This comic has been used as a replacement for traditional tourist leaflets, resulting in a great appreciation from visitors and in sales of a paperback edition of the book too.

Véronique Guillot, one of the project managers, does not consider it a sheer promotional mean: “The main value of this project is the book itself, that allows us to enter in a real illustrated  world”.

It has to be pointed out that the sales of the graphic novel, priced 12,5 euros, amounted to 8.000 copies for a quick return of investments (85.000 euros) for all subjects involved.

In Italy too there is a recent case: The Rural Emotions contest launched for the creation of a comic character that will have to promote the culture and traditions of some rural areas of the North East Italian region of veneto (plus a Finnish partner).

The managers of the project said:

“The idea to propose a comic was born from the will to promote in a new way the integrated system of cultural trails that will be planned by the 7 partners involved. This project goals are about getting tourist know about the cultural treasures of lesser cities that have often given great inspiration to writers and artists, born there or just visiting as travellers.
The main character, selected through the Rural Emotion Comics contest, will be a guide who will help the tourist in living a fictional adventure across the territory and meeting the most notable people who have lived there. Every story will end with a mistery that could be unravelled only by visiting the real places.”

The little towns and regions are the one that cuold probably gain more benefits from a non-conventional marketing strategy.

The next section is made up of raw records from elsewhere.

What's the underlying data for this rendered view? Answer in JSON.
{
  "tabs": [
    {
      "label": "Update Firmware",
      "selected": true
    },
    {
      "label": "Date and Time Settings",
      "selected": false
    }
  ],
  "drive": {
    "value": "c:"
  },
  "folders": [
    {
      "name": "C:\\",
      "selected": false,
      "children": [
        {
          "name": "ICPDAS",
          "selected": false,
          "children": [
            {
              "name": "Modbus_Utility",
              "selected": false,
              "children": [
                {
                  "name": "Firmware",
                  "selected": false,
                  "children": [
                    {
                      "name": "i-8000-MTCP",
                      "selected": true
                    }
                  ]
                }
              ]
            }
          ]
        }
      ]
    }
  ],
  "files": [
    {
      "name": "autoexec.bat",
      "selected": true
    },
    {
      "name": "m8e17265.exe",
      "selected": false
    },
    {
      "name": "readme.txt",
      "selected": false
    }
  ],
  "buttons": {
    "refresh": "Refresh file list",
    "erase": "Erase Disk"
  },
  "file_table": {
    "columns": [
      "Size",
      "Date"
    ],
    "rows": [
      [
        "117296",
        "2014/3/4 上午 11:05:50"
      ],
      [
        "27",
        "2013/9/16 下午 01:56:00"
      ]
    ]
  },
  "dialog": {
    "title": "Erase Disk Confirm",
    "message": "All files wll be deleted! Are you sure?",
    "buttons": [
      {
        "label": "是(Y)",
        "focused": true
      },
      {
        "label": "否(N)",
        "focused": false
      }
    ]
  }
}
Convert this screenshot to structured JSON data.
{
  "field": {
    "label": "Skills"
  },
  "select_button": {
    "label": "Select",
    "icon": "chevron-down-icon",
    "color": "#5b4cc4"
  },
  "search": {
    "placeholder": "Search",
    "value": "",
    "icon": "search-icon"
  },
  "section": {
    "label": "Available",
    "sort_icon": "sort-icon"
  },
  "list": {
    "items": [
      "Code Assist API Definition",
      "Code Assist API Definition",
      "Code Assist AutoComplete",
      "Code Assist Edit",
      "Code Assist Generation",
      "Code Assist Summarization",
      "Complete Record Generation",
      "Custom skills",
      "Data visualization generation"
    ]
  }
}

Tourism Fiction is the Eden Exit division that develops tourism promotion projects in unconventional ways through entertainment productions, to give a boost to lesser known regions and their economies.